- Use a weight that you can lift with your shoulder
- Stand shoulder-width apart next to the machine
- Grab the handle with one arm and use the other arm to grab the pulley for support
- Your arm should be parallel to your side, this is your starting position
- Now, raise your arm out to side all the way up to shoulder level
- Your elbow should only have a slight bend in it to maintain form
- Keep your arms stationary as your shoulders do all the heavy lifting
Barbell Front Raise
The barbell front raise gives your deltoids a complete workout.
In fact, a study showed that this movement done regularly with cable lateral raises, caused bodybuilders to pack on some serious shoulder gains.
- Start by holding a barbell in front of you
- Your arms should be kept straight
- Use an overhead grip with your palms facing inwards
- Next, lift the barbell forward and up until shoulder level
- Pause for a moment before returning to the rest position
Dumbbell Lateral Raise
The dumbbell lateral raise activates the deltoids while using the traps.
It is almost as efficient as the barbell upright row when it comes to working out both these groups at the same time.
With a dumbbell lateral raise, the emphasis is mostly on the lateral deltoids.
- Hold a pair of dumbbells in each hand
- Stand with your feet shoulder-width apart
- Your hands should be hanging down by your sides with your palms facing inwards
- Next, raise your arms out and up towards the side until shoulder level
- Pause for a moment, before returning to starting position
Machine Reverse Flyes
This is not the forward leaning version with dumbbells which works out your chest.
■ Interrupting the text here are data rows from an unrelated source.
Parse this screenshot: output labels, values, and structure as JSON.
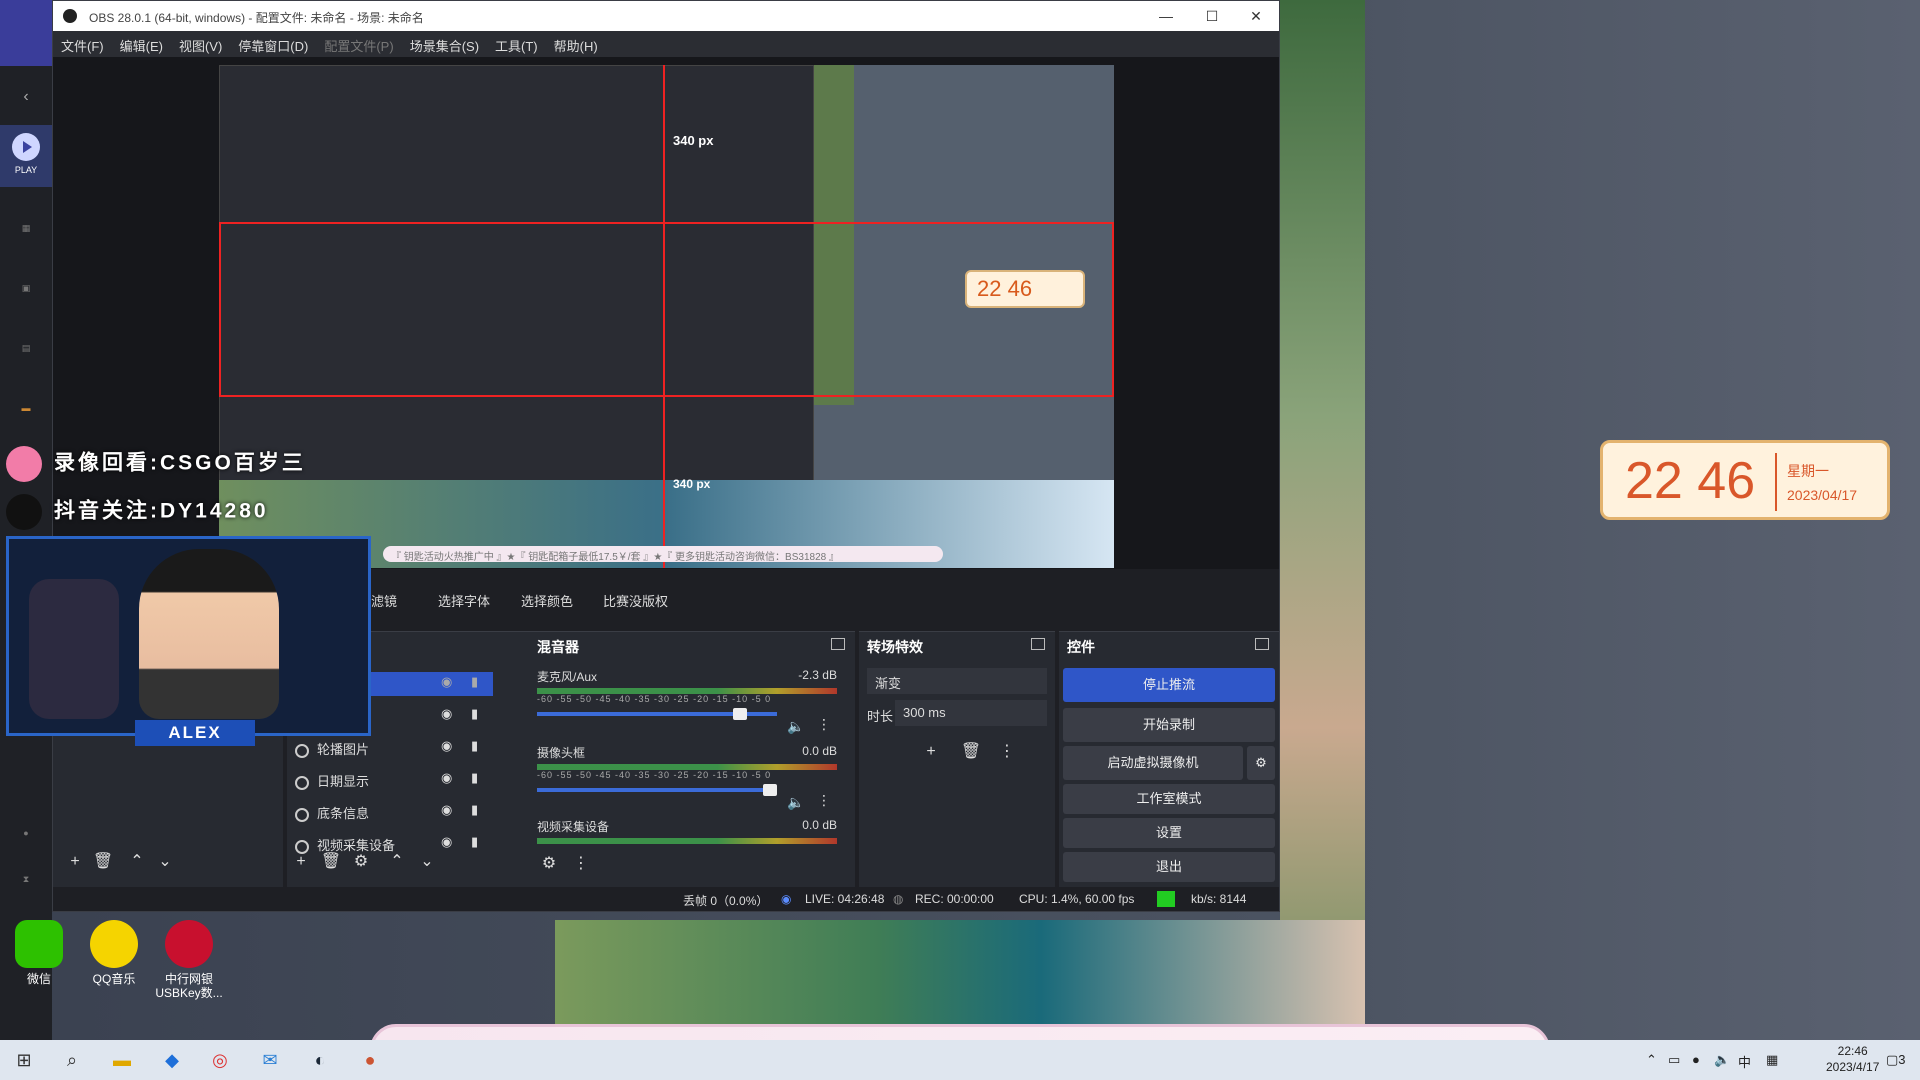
{
  "window": {
    "title": "OBS 28.0.1 (64-bit, windows) - 配置文件: 未命名 - 场景: 未命名",
    "min": "—",
    "max": "☐",
    "close": "✕"
  },
  "menu": [
    "文件(F)",
    "编辑(E)",
    "视图(V)",
    "停靠窗口(D)",
    "配置文件(P)",
    "场景集合(S)",
    "工具(T)",
    "帮助(H)"
  ],
  "leftapp": {
    "play": "PLAY"
  },
  "preview": {
    "px_label_top": "340 px",
    "px_label_bottom": "340 px",
    "clock_small": "22 46"
  },
  "overlay": {
    "bili_text": "录像回看:CSGO百岁三",
    "dy_text": "抖音关注:DY14280",
    "name": "ALEX"
  },
  "filterbar": [
    "滤镜",
    "选择字体",
    "选择颜色",
    "比赛没版权"
  ],
  "sources": {
    "items": [
      {
        "label": "框"
      },
      {
        "label": "轮播图片"
      },
      {
        "label": "日期显示"
      },
      {
        "label": "底条信息"
      },
      {
        "label": "视频采集设备"
      }
    ]
  },
  "mixer": {
    "title": "混音器",
    "channels": [
      {
        "name": "麦克风/Aux",
        "db": "-2.3 dB",
        "level": 0.58
      },
      {
        "name": "摄像头框",
        "db": "0.0 dB",
        "level": 1.0
      },
      {
        "name": "视频采集设备",
        "db": "0.0 dB",
        "level": 1.0
      }
    ],
    "scale": "-60 -55 -50 -45 -40 -35 -30 -25 -20 -15 -10 -5 0"
  },
  "transitions": {
    "title": "转场特效",
    "type": "渐变",
    "duration_label": "时长",
    "duration": "300 ms"
  },
  "controls": {
    "title": "控件",
    "buttons": [
      "停止推流",
      "开始录制",
      "启动虚拟摄像机",
      "工作室模式",
      "设置",
      "退出"
    ]
  },
  "status": {
    "dropped": "丢帧 0（0.0%）",
    "live": "LIVE: 04:26:48",
    "rec": "REC: 00:00:00",
    "cpu": "CPU: 1.4%, 60.00 fps",
    "kbs": "kb/s: 8144"
  },
  "desktop_icons": [
    {
      "label": "微信"
    },
    {
      "label": "QQ音乐"
    },
    {
      "label": "中行网银\nUSBKey数..."
    }
  ],
  "clock": {
    "time": "22 46",
    "day": "星期一",
    "date": "2023/04/17"
  },
  "ticker": "『 钥匙活动火热推广中 』★『 钥匙配箱子最低17.5￥/套 』★『 更多钥匙活动咨询微信：BS31828 』",
  "ticker_small": "『 钥匙活动火热推广中 』★『 钥匙配箱子最低17.5￥/套 』★『 更多钥匙活动咨询微信：BS31828 』",
  "taskbar": {
    "time": "22:46",
    "date": "2023/4/17",
    "ime": "中",
    "notif": "3"
  },
  "colors": {
    "accent": "#2f56c8",
    "live_green": "#22cc22",
    "clock_orange": "#d9572a"
  }
}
The machine reverse fly works your anterior, lateral, and posterior deltoids.
While these are the main muscles being used, traps and rhomboids also play a supporting role.
- Sit facing the machine with your feet firmly on the ground
- Your chest should be against the back pad of the machine
- Keep your back straight and grab the handles of the machine with your palms facing down
- Next, squeeze your shoulder as you bring your arms backwards
- Push back until your arms are in line with your shoulders
An upright barbell row is an effective shoulder and trap exercise that helps pack on mass and strength.
Even though there are numerous disclaimers out there about this exercise, with the right form you can minimize injuries from happening.
The risk usually arises due to using too much weight, lifting the barbell way up your shoulders, or using momentum to finish a rep.
Basically, bad form and ego lifting tends to get the best of avid bodybuilders with this exercise.
Try out the upright barbell row and its alternatives for a thorough shoulder workout.
Let us know in the comments below how this exercise has worked out for you and safe lifting.